Last weekend, I came across a pack of shiny purple brinjals in my neighbourhood supermarket. I had a little flashback moment there, just like in the movies, and the image of a mouthwateringly delicious theeyal popped up in my head. And that was how a pack of hopelessly beautiful brinjals found their way into my kitchen.

It doesn't happen very often that I am in an inspired mood on a weekday. But this was one of those rare exceptions. I decided I didn't want any coconut in my curry, but wanted a tangy preparation, just like vazhuthananga theeyal. I didn't really refer to any particular recipe and just threw together the ingredients that I thought would make for a delicious, tangy brinjal curry. The trick is to grind the ingredients for the gravy into a smooth paste - that is the secret to a silky gravy without annoying little bits of onion, ginger and garlic to spoil the fun. This dish is best paired with steaming fluffy rice with a little pickle and a crunchy papad/pappadam on the side. Unfortunately, I have no photographic evidence because the curry was so good that I polished it off in no time. Photos promised when I next whip up this brinjal curry - something tells me it won't be too long before that happens.

Brinjal Curry
(My own recipe)

2 medium sized brinjal/1 large brinjal, cubed
lime sized ball of tamarind

1 tsp mustard seeds
10-12 curry leaves.
1 tsp cumin seeds/jeera
1 tsp methi/fenugreek seeds
1 tsp red chilli
1/4 tsp turmeric

Grind to a paste
1 onion
5-6 cloves of garlic
1 inch piece of ginger

Oil- 1 or 2 tbsp
salt to taste

Prepare the tamarind extract using this procedure. Although the link refers to tamarind paste as the base ingredient, the procedure is exactly the same for whole tamarind, which is what I used.
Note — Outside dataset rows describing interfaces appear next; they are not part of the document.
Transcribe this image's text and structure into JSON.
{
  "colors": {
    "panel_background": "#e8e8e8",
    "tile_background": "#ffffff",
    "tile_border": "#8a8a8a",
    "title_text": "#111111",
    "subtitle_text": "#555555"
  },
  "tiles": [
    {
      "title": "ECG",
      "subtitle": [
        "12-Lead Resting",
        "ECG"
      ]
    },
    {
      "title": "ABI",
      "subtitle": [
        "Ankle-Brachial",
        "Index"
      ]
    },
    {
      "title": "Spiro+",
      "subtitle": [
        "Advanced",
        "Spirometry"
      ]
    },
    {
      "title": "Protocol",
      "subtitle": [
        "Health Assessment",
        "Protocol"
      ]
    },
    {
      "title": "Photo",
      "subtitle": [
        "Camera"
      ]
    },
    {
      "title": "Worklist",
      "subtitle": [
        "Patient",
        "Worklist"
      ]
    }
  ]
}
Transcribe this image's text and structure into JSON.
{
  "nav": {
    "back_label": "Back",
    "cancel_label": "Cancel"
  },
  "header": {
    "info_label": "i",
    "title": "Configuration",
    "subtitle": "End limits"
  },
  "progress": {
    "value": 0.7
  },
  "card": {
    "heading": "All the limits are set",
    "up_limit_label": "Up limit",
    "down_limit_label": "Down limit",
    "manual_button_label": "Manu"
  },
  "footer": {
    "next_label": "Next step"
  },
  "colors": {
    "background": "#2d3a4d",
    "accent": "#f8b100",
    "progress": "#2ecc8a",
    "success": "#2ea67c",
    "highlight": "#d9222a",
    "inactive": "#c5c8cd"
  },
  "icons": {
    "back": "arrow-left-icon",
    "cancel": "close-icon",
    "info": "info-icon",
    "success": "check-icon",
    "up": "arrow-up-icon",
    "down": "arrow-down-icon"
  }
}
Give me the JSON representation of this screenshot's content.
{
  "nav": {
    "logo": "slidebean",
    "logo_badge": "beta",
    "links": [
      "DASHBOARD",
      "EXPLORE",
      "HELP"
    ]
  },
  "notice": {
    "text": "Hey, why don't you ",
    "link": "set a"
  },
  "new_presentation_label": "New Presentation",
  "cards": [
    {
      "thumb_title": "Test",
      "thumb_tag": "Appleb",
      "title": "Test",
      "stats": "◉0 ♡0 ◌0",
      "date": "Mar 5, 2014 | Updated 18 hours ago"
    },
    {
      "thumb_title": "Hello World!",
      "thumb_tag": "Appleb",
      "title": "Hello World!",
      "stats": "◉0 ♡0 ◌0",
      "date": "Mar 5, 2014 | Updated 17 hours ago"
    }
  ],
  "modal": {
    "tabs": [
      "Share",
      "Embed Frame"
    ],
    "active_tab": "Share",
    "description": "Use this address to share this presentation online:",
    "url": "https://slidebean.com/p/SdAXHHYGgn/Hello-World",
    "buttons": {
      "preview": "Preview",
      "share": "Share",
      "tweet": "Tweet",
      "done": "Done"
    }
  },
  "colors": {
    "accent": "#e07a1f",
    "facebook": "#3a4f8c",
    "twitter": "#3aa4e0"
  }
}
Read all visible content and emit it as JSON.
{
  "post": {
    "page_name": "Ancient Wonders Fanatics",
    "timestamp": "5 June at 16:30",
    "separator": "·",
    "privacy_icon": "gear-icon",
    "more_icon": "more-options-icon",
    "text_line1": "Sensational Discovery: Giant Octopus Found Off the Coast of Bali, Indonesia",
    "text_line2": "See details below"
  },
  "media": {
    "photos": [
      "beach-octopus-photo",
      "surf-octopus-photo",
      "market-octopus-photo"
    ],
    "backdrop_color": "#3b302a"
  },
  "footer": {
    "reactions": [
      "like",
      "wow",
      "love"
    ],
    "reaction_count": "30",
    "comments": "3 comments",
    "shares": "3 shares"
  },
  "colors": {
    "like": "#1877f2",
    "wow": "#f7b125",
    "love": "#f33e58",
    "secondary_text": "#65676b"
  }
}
Next, heat the oil in a pan. Add the mustard seeds and when they start jumping around in the pan and going off like fireworks, add the curry leaves, reduce the heat, and add the rest of the tempering ingredients. Once sauteed, add the ground paste and keep stirring like you've never stirred before. Once the oil separates from the mix, add the tamarind, just a little water (around 1/4 of a cup roughly), add salt to taste and let it simmer gently for around 5-10 minutes. Finally, add the brinjal and another 1/4 of a cup of water. Cover and let it simmer gently until the brinjal is cooked (yes, it will be spineless, but this gravy is so delicious that it makes up for the lack of spine). Add more water if you want to thin down the gravy a little. Finally, add around a level teaspoon of jaggery and let that melt into the gravy. Taste, adjust for salt and enjoy with rice.